- **Data for this task**:
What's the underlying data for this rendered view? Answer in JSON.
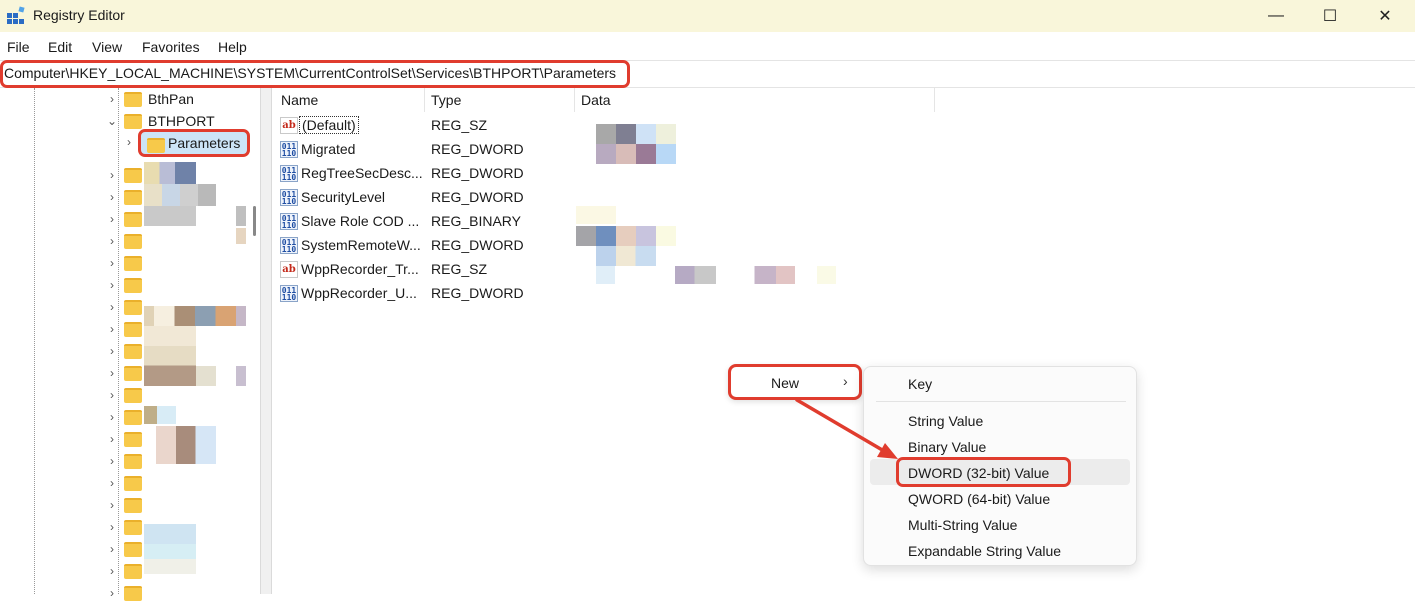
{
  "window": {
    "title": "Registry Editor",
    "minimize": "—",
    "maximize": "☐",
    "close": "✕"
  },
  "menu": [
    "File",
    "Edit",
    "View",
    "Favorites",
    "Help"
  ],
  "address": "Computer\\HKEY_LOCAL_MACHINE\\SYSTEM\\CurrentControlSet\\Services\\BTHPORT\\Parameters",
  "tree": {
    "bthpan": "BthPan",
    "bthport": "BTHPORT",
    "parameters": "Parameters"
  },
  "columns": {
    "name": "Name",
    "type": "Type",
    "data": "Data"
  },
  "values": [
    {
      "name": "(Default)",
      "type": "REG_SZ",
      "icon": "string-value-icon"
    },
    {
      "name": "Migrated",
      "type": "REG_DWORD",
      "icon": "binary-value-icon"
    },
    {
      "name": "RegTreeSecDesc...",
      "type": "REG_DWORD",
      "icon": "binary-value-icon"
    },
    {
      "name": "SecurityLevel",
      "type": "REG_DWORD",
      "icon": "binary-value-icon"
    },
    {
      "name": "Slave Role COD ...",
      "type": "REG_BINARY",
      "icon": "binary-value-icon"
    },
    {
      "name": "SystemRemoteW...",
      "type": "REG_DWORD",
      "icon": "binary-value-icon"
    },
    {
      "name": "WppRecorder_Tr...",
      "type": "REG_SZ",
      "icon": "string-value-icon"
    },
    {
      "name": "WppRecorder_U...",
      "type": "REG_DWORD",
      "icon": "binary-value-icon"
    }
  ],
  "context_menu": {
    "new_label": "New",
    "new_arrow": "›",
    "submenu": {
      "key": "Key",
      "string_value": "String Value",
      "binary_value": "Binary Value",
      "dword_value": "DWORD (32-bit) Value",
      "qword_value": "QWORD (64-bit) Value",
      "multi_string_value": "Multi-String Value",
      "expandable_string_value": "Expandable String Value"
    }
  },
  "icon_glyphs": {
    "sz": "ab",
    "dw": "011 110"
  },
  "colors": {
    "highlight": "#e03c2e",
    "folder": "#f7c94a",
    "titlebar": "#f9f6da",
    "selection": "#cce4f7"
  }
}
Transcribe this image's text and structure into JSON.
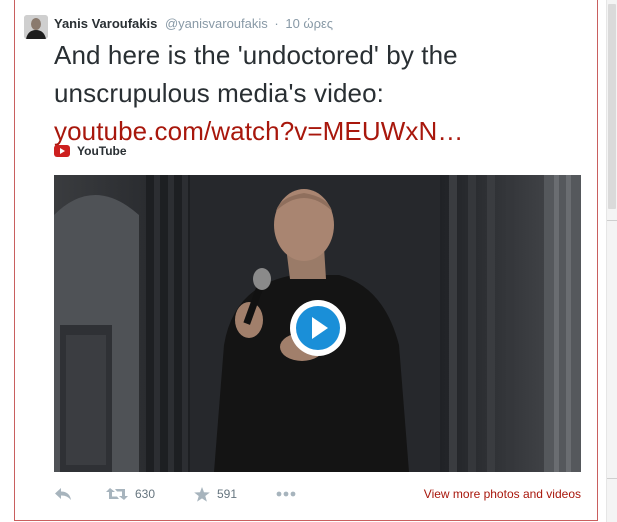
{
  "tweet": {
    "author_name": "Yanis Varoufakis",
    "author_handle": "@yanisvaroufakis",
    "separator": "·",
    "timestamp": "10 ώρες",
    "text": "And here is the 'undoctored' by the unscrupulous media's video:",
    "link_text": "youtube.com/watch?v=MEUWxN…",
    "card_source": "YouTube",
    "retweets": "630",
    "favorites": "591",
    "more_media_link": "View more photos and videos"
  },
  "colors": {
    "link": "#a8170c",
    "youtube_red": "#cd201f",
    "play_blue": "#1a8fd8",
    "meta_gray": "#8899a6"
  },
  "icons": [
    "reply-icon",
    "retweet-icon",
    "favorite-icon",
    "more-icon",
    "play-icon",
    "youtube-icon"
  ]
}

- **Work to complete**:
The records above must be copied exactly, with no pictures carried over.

- **Expected output**:
What's the underlying data for this rendered view? Answer in JSON.
{
  "window": {
    "title": "Registry Editor",
    "minimize": "—",
    "maximize": "☐",
    "close": "✕"
  },
  "menu": [
    "File",
    "Edit",
    "View",
    "Favorites",
    "Help"
  ],
  "address": "Computer\\HKEY_LOCAL_MACHINE\\SYSTEM\\CurrentControlSet\\Services\\BTHPORT\\Parameters",
  "tree": {
    "bthpan": "BthPan",
    "bthport": "BTHPORT",
    "parameters": "Parameters"
  },
  "columns": {
    "name": "Name",
    "type": "Type",
    "data": "Data"
  },
  "values": [
    {
      "name": "(Default)",
      "type": "REG_SZ",
      "icon": "string-value-icon"
    },
    {
      "name": "Migrated",
      "type": "REG_DWORD",
      "icon": "binary-value-icon"
    },
    {
      "name": "RegTreeSecDesc...",
      "type": "REG_DWORD",
      "icon": "binary-value-icon"
    },
    {
      "name": "SecurityLevel",
      "type": "REG_DWORD",
      "icon": "binary-value-icon"
    },
    {
      "name": "Slave Role COD ...",
      "type": "REG_BINARY",
      "icon": "binary-value-icon"
    },
    {
      "name": "SystemRemoteW...",
      "type": "REG_DWORD",
      "icon": "binary-value-icon"
    },
    {
      "name": "WppRecorder_Tr...",
      "type": "REG_SZ",
      "icon": "string-value-icon"
    },
    {
      "name": "WppRecorder_U...",
      "type": "REG_DWORD",
      "icon": "binary-value-icon"
    }
  ],
  "context_menu": {
    "new_label": "New",
    "new_arrow": "›",
    "submenu": {
      "key": "Key",
      "string_value": "String Value",
      "binary_value": "Binary Value",
      "dword_value": "DWORD (32-bit) Value",
      "qword_value": "QWORD (64-bit) Value",
      "multi_string_value": "Multi-String Value",
      "expandable_string_value": "Expandable String Value"
    }
  },
  "icon_glyphs": {
    "sz": "ab",
    "dw": "011 110"
  },
  "colors": {
    "highlight": "#e03c2e",
    "folder": "#f7c94a",
    "titlebar": "#f9f6da",
    "selection": "#cce4f7"
  }
}
Transcribe this image's text and structure into JSON.
{
  "tweet": {
    "author_name": "Yanis Varoufakis",
    "author_handle": "@yanisvaroufakis",
    "separator": "·",
    "timestamp": "10 ώρες",
    "text": "And here is the 'undoctored' by the unscrupulous media's video:",
    "link_text": "youtube.com/watch?v=MEUWxN…",
    "card_source": "YouTube",
    "retweets": "630",
    "favorites": "591",
    "more_media_link": "View more photos and videos"
  },
  "colors": {
    "link": "#a8170c",
    "youtube_red": "#cd201f",
    "play_blue": "#1a8fd8",
    "meta_gray": "#8899a6"
  },
  "icons": [
    "reply-icon",
    "retweet-icon",
    "favorite-icon",
    "more-icon",
    "play-icon",
    "youtube-icon"
  ]
}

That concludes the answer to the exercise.